The Summit addressed the impact of design –its power to cross borders, bridge cultures, and alter behaviours and societies. Panel discussions looked at how design can improve a variety of major global issues, including climate change (our resonance with the planet) and international relations (how countries resonate with each other).
In 2020, we published an Open Call for ‘Design In An Age of Crisis,‘ an initiative in partnership with Chatham House. The project invited radical design thinking from the world's design community, young people and the public.
Under the themes of health, work, society and environment, the innovative submissions were presented online, and then at the third edition of the Biennale in 2021.
The partnership between London Design Biennale and Chatham House was driven by a mutual commitment to fostering international dialogue towards seeking solutions to the world’s biggest global challenges, advancing London and the UK’s role as an international hub for innovation, new thinking and ideas exchange.
The third edition of London Design Biennale took place at Somerset House from 1-25 June 2021.
Multi-award-winning artist and designer Es Devlin was the Artistic Director, and she chose the theme ‘Resonance‘ which countries, cities and territories responded to in their installations and presentations.
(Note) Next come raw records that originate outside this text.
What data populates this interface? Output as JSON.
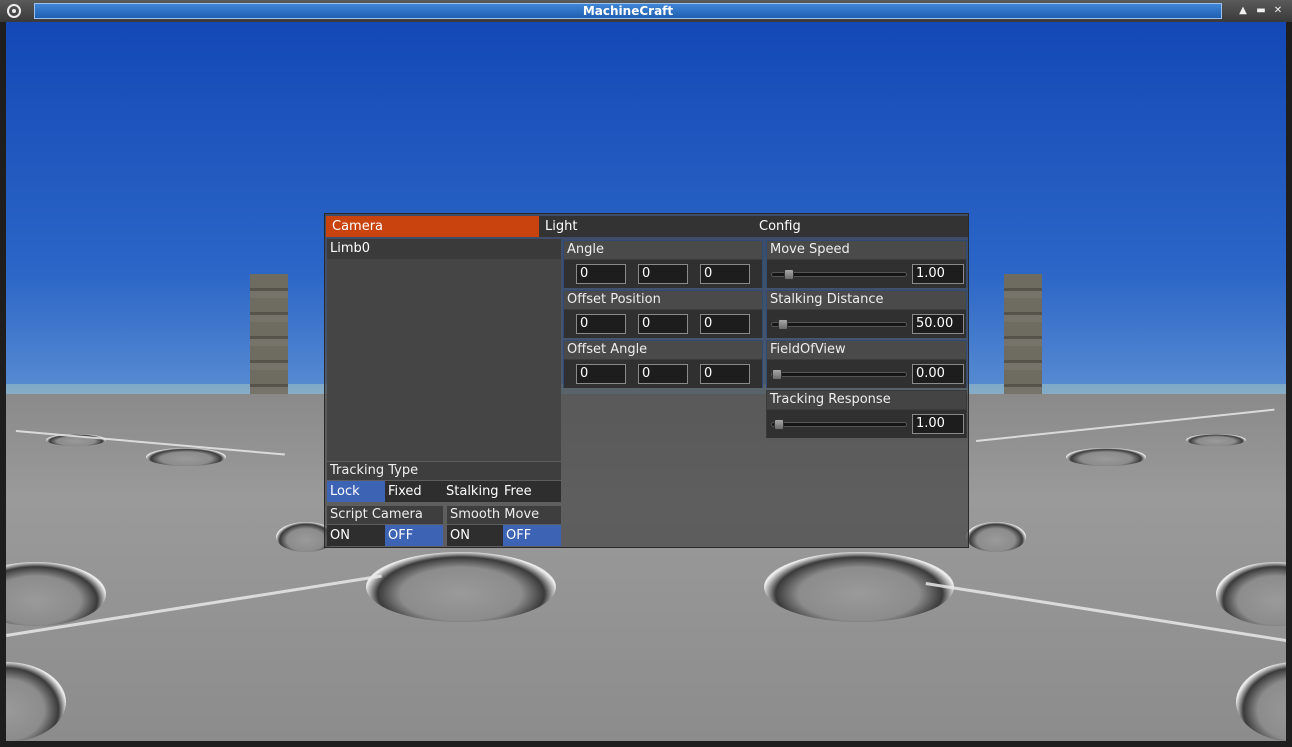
{
  "window": {
    "title": "MachineCraft",
    "controls": [
      "▲",
      "▬",
      "✕"
    ]
  },
  "panel": {
    "tabs": [
      {
        "label": "Camera",
        "active": true
      },
      {
        "label": "Light",
        "active": false
      },
      {
        "label": "Config",
        "active": false
      }
    ],
    "limb_list": {
      "header": "Limb0"
    },
    "tracking_type": {
      "label": "Tracking Type",
      "options": [
        "Lock",
        "Fixed",
        "Stalking",
        "Free"
      ],
      "selected": "Lock"
    },
    "script_camera": {
      "label": "Script Camera",
      "on": "ON",
      "off": "OFF",
      "selected": "OFF"
    },
    "smooth_move": {
      "label": "Smooth Move",
      "on": "ON",
      "off": "OFF",
      "selected": "OFF"
    },
    "vectors": [
      {
        "label": "Angle",
        "x": "0",
        "y": "0",
        "z": "0"
      },
      {
        "label": "Offset Position",
        "x": "0",
        "y": "0",
        "z": "0"
      },
      {
        "label": "Offset Angle",
        "x": "0",
        "y": "0",
        "z": "0"
      }
    ],
    "sliders": [
      {
        "label": "Move Speed",
        "value": "1.00",
        "level": 0.13
      },
      {
        "label": "Stalking Distance",
        "value": "50.00",
        "level": 0.08
      },
      {
        "label": "FieldOfView",
        "value": "0.00",
        "level": 0.04
      },
      {
        "label": "Tracking Response",
        "value": "1.00",
        "level": 0.05
      }
    ]
  },
  "colors": {
    "tab_active": "#c8430d",
    "selected_option": "#3d63b4",
    "title_bar": "#2f78cf",
    "sky": "#1348b6"
  }
}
"We live in an age of hyper resonance, the consequences of which are both exhilarating and devastating. Everything we design and everything we produce resonates" explained Devlin of the theme.
The second London Design Biennale Summit took place at Chatham House, the Royal Institute of International Affairs in 2022.
During the sessions, the audience got an insight into the theme of the fourth edition of the Biennale with Aric Chen, General and Artistic Director of the Nieuwe Instituut, Artistic Director for London Design Biennale 2023.
Speakers included Judy Ling Wong, Dan Lockton, Indy Johar, Sadie Morgan, Freya Murray, Claire Wilcox, Jayden Ali and many more.
The fourth edition of London Design Biennale will take place 1 - 25 June at Somerset House.
This edition’s Artistic Director is the Nieuwe Instituut, the Netherlands’ national museum and institute for architecture, design and digital culture, led by General and Artistic Director, Aric Chen. The theme of ‘The Global Game: Remapping Collaborations’ sees the Nieuwe Instituut experimenting with the Biennale’s format of national and territorial pavilions by asking participants not only to explore themes of collaboration, but to collaborate with each other with the help of an online game.
‘The Global Game: Remapping Collaborations‘ prompts and encourages participants to find new ways of partnering with each other.
London Design Biennale takes place at London’s working arts centre and home to the UK’s largest creative community, Somerset House. Built on historic foundations, the location is situated in the very heart of the capital.